### Task inputs

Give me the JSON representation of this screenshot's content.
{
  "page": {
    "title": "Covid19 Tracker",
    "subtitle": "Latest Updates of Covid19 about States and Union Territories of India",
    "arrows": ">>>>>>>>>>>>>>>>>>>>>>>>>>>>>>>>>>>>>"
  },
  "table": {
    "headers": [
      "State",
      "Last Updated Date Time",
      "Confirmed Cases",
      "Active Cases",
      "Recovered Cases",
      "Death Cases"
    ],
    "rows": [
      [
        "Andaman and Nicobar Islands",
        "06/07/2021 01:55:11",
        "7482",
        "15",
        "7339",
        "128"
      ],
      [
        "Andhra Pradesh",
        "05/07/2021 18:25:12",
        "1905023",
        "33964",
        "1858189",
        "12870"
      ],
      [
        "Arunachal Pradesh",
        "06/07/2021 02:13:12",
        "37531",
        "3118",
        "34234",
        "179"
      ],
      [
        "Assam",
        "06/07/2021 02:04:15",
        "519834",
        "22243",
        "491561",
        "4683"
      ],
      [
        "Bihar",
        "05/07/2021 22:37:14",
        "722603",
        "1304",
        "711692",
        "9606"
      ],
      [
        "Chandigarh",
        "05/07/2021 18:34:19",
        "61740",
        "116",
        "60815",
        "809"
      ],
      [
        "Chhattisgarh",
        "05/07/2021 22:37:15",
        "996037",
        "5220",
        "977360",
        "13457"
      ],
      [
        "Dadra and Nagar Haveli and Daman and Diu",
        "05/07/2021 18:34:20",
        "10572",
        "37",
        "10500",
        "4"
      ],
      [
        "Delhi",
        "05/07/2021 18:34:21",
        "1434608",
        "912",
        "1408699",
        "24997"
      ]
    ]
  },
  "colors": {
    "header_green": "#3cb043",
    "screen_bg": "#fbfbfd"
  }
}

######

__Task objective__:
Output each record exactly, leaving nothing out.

__Reply__:
Give me the JSON representation of this screenshot's content.
{
  "page": {
    "title": "Covid19 Tracker",
    "subtitle": "Latest Updates of Covid19 about States and Union Territories of India",
    "arrows": ">>>>>>>>>>>>>>>>>>>>>>>>>>>>>>>>>>>>>"
  },
  "table": {
    "headers": [
      "State",
      "Last Updated Date Time",
      "Confirmed Cases",
      "Active Cases",
      "Recovered Cases",
      "Death Cases"
    ],
    "rows": [
      [
        "Andaman and Nicobar Islands",
        "06/07/2021 01:55:11",
        "7482",
        "15",
        "7339",
        "128"
      ],
      [
        "Andhra Pradesh",
        "05/07/2021 18:25:12",
        "1905023",
        "33964",
        "1858189",
        "12870"
      ],
      [
        "Arunachal Pradesh",
        "06/07/2021 02:13:12",
        "37531",
        "3118",
        "34234",
        "179"
      ],
      [
        "Assam",
        "06/07/2021 02:04:15",
        "519834",
        "22243",
        "491561",
        "4683"
      ],
      [
        "Bihar",
        "05/07/2021 22:37:14",
        "722603",
        "1304",
        "711692",
        "9606"
      ],
      [
        "Chandigarh",
        "05/07/2021 18:34:19",
        "61740",
        "116",
        "60815",
        "809"
      ],
      [
        "Chhattisgarh",
        "05/07/2021 22:37:15",
        "996037",
        "5220",
        "977360",
        "13457"
      ],
      [
        "Dadra and Nagar Haveli and Daman and Diu",
        "05/07/2021 18:34:20",
        "10572",
        "37",
        "10500",
        "4"
      ],
      [
        "Delhi",
        "05/07/2021 18:34:21",
        "1434608",
        "912",
        "1408699",
        "24997"
      ]
    ]
  },
  "colors": {
    "header_green": "#3cb043",
    "screen_bg": "#fbfbfd"
  }
}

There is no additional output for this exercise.